In the fourth episode of our podcast series, we look at the practical, legal and ethical questions about going to set up base on the moon – and mining its resources.
A Sept. 20 citizen “raid” on Area 51, a secretive military installation long fancied to hold alien remains, has drawn worldwide interest.
As more than a million people have indicated plans to partake in a citizen 'raid' on the famed Area 51 to 'see them aliens,' a scholar on the search for extraterrestrial life weighs in on the hype.
Geologic map of the near side of the moon by Wilhelms & McCauley in 1971.
We have the Apollo missions to thank for a lot of our geological knowledge about the moon.
One giant leap for robotkind? Future space travel will only be possible through extensive advances in space robotics.
The future of lunar exploration and space travel will be possible only through advances in robotic design and implementation.
US astronaut Neil Armstrong on the Moon during the Apollo 11 mission.
When Neil Armstrong stepped on to the Moon 50 years ago this month, Australians saw the images first. Australia even defied bad weather to bring the historic images to the world.
Women have been there in their imaginations.
This second era of space exploration will include a diverse corp of astronauts.
The new era of space exploration is characterized by an emphasis on diversity and international cooperation.

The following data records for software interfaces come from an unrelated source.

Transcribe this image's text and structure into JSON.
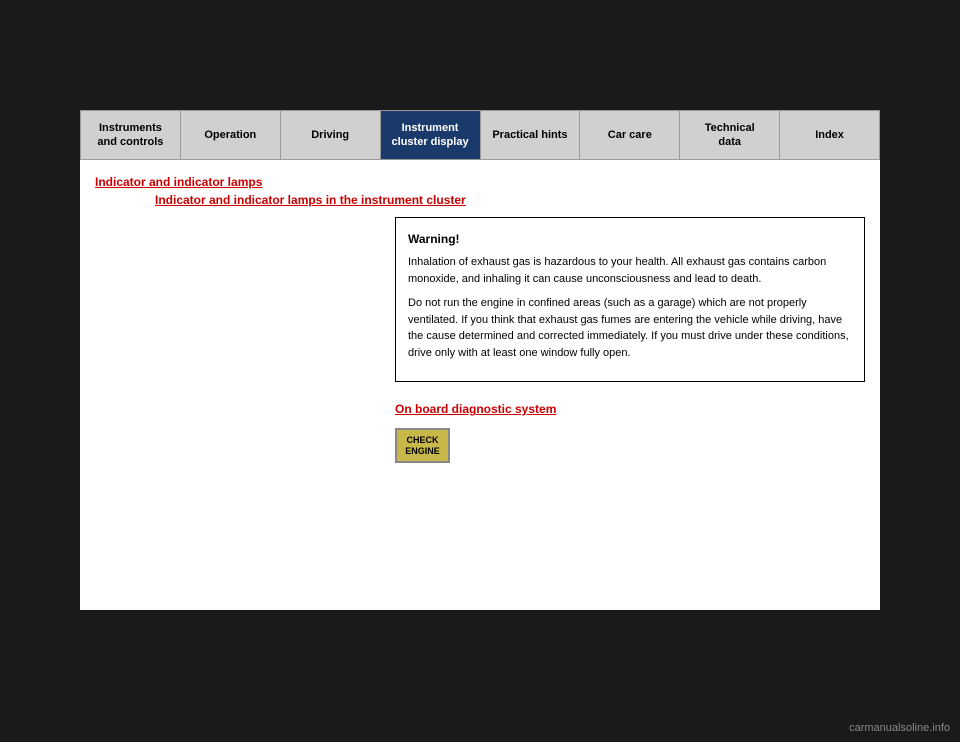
{
  "nav": {
    "items": [
      {
        "id": "instruments",
        "label": "Instruments\nand controls",
        "active": false
      },
      {
        "id": "operation",
        "label": "Operation",
        "active": false
      },
      {
        "id": "driving",
        "label": "Driving",
        "active": false
      },
      {
        "id": "instrument-cluster",
        "label": "Instrument\ncluster display",
        "active": true
      },
      {
        "id": "practical-hints",
        "label": "Practical hints",
        "active": false
      },
      {
        "id": "car-care",
        "label": "Car care",
        "active": false
      },
      {
        "id": "technical-data",
        "label": "Technical\ndata",
        "active": false
      },
      {
        "id": "index",
        "label": "Index",
        "active": false
      }
    ]
  },
  "breadcrumb": {
    "main": "Indicator and indicator lamps",
    "sub": "Indicator and indicator lamps\nin the instrument cluster"
  },
  "warning": {
    "title": "Warning!",
    "paragraph1": "Inhalation of exhaust gas is hazardous to your health. All exhaust gas contains carbon monoxide, and inhaling it can cause unconsciousness and lead to death.",
    "paragraph2": "Do not run the engine in confined areas (such as a garage) which are not properly ventilated. If you think that exhaust gas fumes are entering the vehicle while driving, have the cause determined and corrected immediately. If you must drive under these conditions, drive only with at least one window fully open."
  },
  "diagnostics": {
    "title": "On board diagnostic system",
    "check_engine_label": "CHECK\nENGINE"
  },
  "watermark": "carmanualsoline.info"
}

But there's a lot of work to do before there's gender equality in STEM fields and at NASA.
Earthrise seen from the moon by Apollo 8.

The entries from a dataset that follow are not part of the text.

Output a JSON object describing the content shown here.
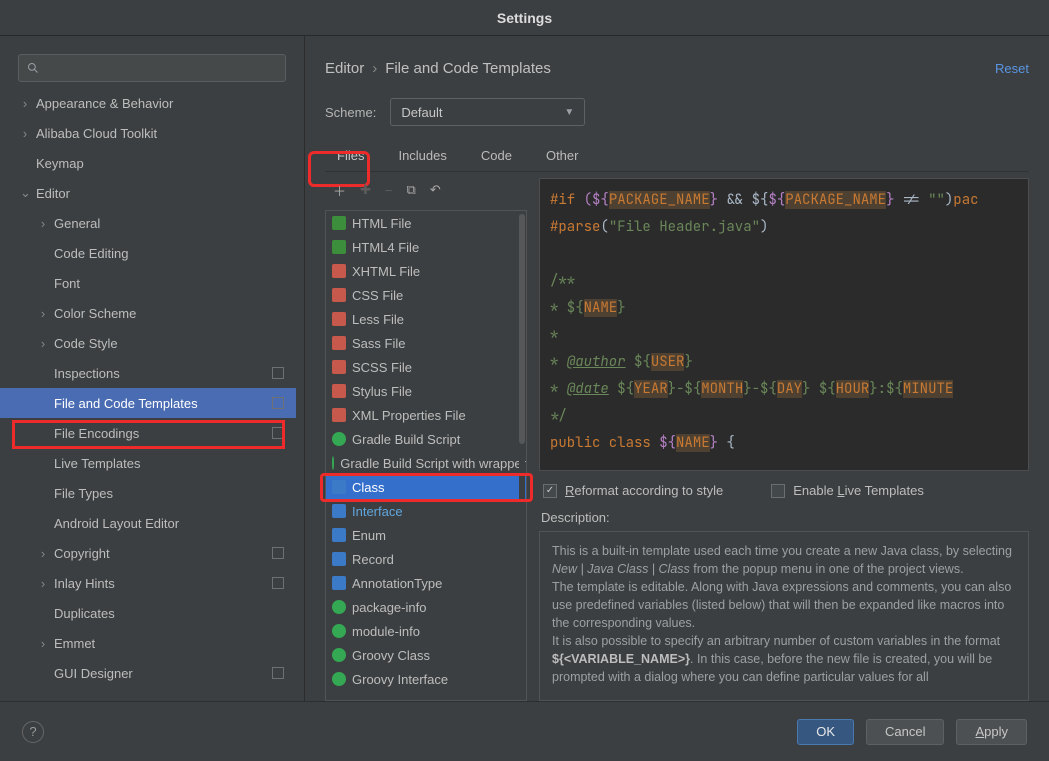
{
  "title": "Settings",
  "search_placeholder": "",
  "tree": [
    {
      "label": "Appearance & Behavior",
      "lvl": 1,
      "exp": true,
      "sel": false,
      "mod": false
    },
    {
      "label": "Alibaba Cloud Toolkit",
      "lvl": 1,
      "exp": true,
      "sel": false,
      "mod": false
    },
    {
      "label": "Keymap",
      "lvl": 1,
      "exp": null,
      "sel": false,
      "mod": false
    },
    {
      "label": "Editor",
      "lvl": 1,
      "exp": "open",
      "sel": false,
      "mod": false
    },
    {
      "label": "General",
      "lvl": 2,
      "exp": true,
      "sel": false,
      "mod": false
    },
    {
      "label": "Code Editing",
      "lvl": 2,
      "exp": null,
      "sel": false,
      "mod": false
    },
    {
      "label": "Font",
      "lvl": 2,
      "exp": null,
      "sel": false,
      "mod": false
    },
    {
      "label": "Color Scheme",
      "lvl": 2,
      "exp": true,
      "sel": false,
      "mod": false
    },
    {
      "label": "Code Style",
      "lvl": 2,
      "exp": true,
      "sel": false,
      "mod": false
    },
    {
      "label": "Inspections",
      "lvl": 2,
      "exp": null,
      "sel": false,
      "mod": true
    },
    {
      "label": "File and Code Templates",
      "lvl": 2,
      "exp": null,
      "sel": true,
      "mod": true
    },
    {
      "label": "File Encodings",
      "lvl": 2,
      "exp": null,
      "sel": false,
      "mod": true
    },
    {
      "label": "Live Templates",
      "lvl": 2,
      "exp": null,
      "sel": false,
      "mod": false
    },
    {
      "label": "File Types",
      "lvl": 2,
      "exp": null,
      "sel": false,
      "mod": false
    },
    {
      "label": "Android Layout Editor",
      "lvl": 2,
      "exp": null,
      "sel": false,
      "mod": false
    },
    {
      "label": "Copyright",
      "lvl": 2,
      "exp": true,
      "sel": false,
      "mod": true
    },
    {
      "label": "Inlay Hints",
      "lvl": 2,
      "exp": true,
      "sel": false,
      "mod": true
    },
    {
      "label": "Duplicates",
      "lvl": 2,
      "exp": null,
      "sel": false,
      "mod": false
    },
    {
      "label": "Emmet",
      "lvl": 2,
      "exp": true,
      "sel": false,
      "mod": false
    },
    {
      "label": "GUI Designer",
      "lvl": 2,
      "exp": null,
      "sel": false,
      "mod": true
    }
  ],
  "breadcrumb": {
    "a": "Editor",
    "sep": "›",
    "b": "File and Code Templates"
  },
  "reset": "Reset",
  "scheme_label": "Scheme:",
  "scheme_value": "Default",
  "tabs": [
    "Files",
    "Includes",
    "Code",
    "Other"
  ],
  "toolbar": {
    "add": "＋",
    "adddis": "✚",
    "minus": "−",
    "copy": "⧉",
    "undo": "↶"
  },
  "files": [
    {
      "label": "HTML File",
      "icon": "i-html"
    },
    {
      "label": "HTML4 File",
      "icon": "i-html"
    },
    {
      "label": "XHTML File",
      "icon": "i-red"
    },
    {
      "label": "CSS File",
      "icon": "i-red"
    },
    {
      "label": "Less File",
      "icon": "i-red"
    },
    {
      "label": "Sass File",
      "icon": "i-red"
    },
    {
      "label": "SCSS File",
      "icon": "i-red"
    },
    {
      "label": "Stylus File",
      "icon": "i-red"
    },
    {
      "label": "XML Properties File",
      "icon": "i-red"
    },
    {
      "label": "Gradle Build Script",
      "icon": "i-gr"
    },
    {
      "label": "Gradle Build Script with wrapper",
      "icon": "i-gr"
    },
    {
      "label": "Class",
      "icon": "i-blue",
      "sel": true
    },
    {
      "label": "Interface",
      "icon": "i-blue",
      "link": true
    },
    {
      "label": "Enum",
      "icon": "i-blue"
    },
    {
      "label": "Record",
      "icon": "i-blue"
    },
    {
      "label": "AnnotationType",
      "icon": "i-blue"
    },
    {
      "label": "package-info",
      "icon": "i-gr"
    },
    {
      "label": "module-info",
      "icon": "i-gr"
    },
    {
      "label": "Groovy Class",
      "icon": "i-gr"
    },
    {
      "label": "Groovy Interface",
      "icon": "i-gr"
    }
  ],
  "code": {
    "l1a": "#if ",
    "l1b": "(${",
    "l1c": "PACKAGE_NAME",
    "l1d": "}",
    " l1e": " && ${",
    "l1f": "PACKAGE_NAME",
    "l1g": "} != ",
    "l1h": "\"\"",
    "l1i": ")",
    "l1j": "pac",
    "l2a": "#parse",
    "l2b": "(",
    "l2c": "\"File Header.java\"",
    "l2d": ")",
    "c1": "/**",
    "c2": " * ${",
    "c2v": "NAME",
    "c2e": "}",
    "c3": " *",
    "c4": " * ",
    "c4u": "@author",
    "c4s": " ${",
    "c4v": "USER",
    "c4e": "}",
    "c5": " * ",
    "c5u": "@date",
    "c5s": " ${",
    "c5y": "YEAR",
    "c5d": "}-${",
    "c5m": "MONTH",
    "c5d2": "}-${",
    "c5da": "DAY",
    "c5e": "} ${",
    "c5h": "HOUR",
    "c5co": "}:${",
    "c5mi": "MINUTE",
    "c6": " */",
    "p1": "public class ",
    "p2": "${",
    "p2v": "NAME",
    "p2e": "}",
    " p3": " {"
  },
  "checks": {
    "reformat_pre": "R",
    "reformat": "eformat according to style",
    "live_pre": "Enable ",
    "live_u": "L",
    "live_post": "ive Templates"
  },
  "desc": {
    "label": "Description:",
    "t1": "This is a built-in template used each time you create a new Java class, by selecting ",
    "it": "New | Java Class | Class",
    "t2": " from the popup menu in one of the project views.",
    "t3": "The template is editable. Along with Java expressions and comments, you can also use predefined variables (listed below) that will then be expanded like macros into the corresponding values.",
    "t4": "It is also possible to specify an arbitrary number of custom variables in the format ",
    "bd": "${<VARIABLE_NAME>}",
    "t5": ". In this case, before the new file is created, you will be prompted with a dialog where you can define particular values for all"
  },
  "buttons": {
    "ok": "OK",
    "cancel": "Cancel",
    "apply_u": "A",
    "apply": "pply"
  }
}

'Saving the planet doesn’t make compelling TV.' A philosopher gives his take on the legacy of the Apollo 11 moon landings.
Parts of the Apollo missions remain on the Moon, here you can see one of the legs of the base of the lunar landing module.
Just 12 people stepped on the Moon during the Apollo missions, but they left more than just footprints. It's a legacy that needs protecting from damage by any future Moon missions.
The size of the Moon can be deceptive when viewed from Earth.
Just 12 people have walked on the Moon and they'll know better than anyone just how big (or small) the place is. But we can make some comparisons with things on Earth to get a measure of the Moon.
Apollo Lunar Rover - Apollo 15.
Irwin with the LRV on the Moon
In its Cold War race to the moon, the US played Russian roulette with solar storms.
Episode 3 of the To the moon and beyond podcast takes a look at who some of the key players are in the 21st century space race and what they are competing for.
Look at the circular patterns on the Moon’s surface, as seen from Earth.
The Apollo missions to the Moon helped our understanding of the cosmic origin of craters on our lunar neighbour, and here on Earth.
It’s the case of the missing ‘a.’
Nick Lehr/The Conversation via NASA
Armstrong always insisted that he said, 'That’s one small step for a man.' Yet everyone omits the 'a' when they repeat the quote. A linguist tries to get to the bottom of what happened.
Fifty years ago, on July 20, 1969, humans stepped onto another celestial body and into history.
The first humans to land on the Moon, and the team that got them there, get all the glory. But what about the people who laid the foundation for this effort by mapping the Moon? Who were they?
David Bowie in the film clip for Space Oddity: the song would become an anthem for space exploration with an enduring appeal.
Fifty years ago, on July 11, 1969, David Bowie released Space Oddity. With its adventurous orchestration, unsettling harmonics and melancholy narrative, the now classic song captured a moment.
In episode 2 of The Conversation's new podcast series, we look at how people reacted to the moon landing – and why some still believe it was a hoax.
European Space Agency astronaut Pedro Duque of Spain in the Zvezda Service Module on the International Space Station in October 2003.
On the 50th anniversary of man's historic moon landing, Pedro Duque remembers how every child wanted to be an astronaut in 1969.
Astronaut Buzz Aldrin on the Moon during the Apollo 11 mission.
The technologies behind weather forecasting, GPS and even smartphones can trace their origins to the race to the Moon.
Like the majority of people on the planet today, most people in our office are too young to have witnessed firsthand the Apollo 11 moon landing, which took place 50 years ago. It was a giant leap for mankind…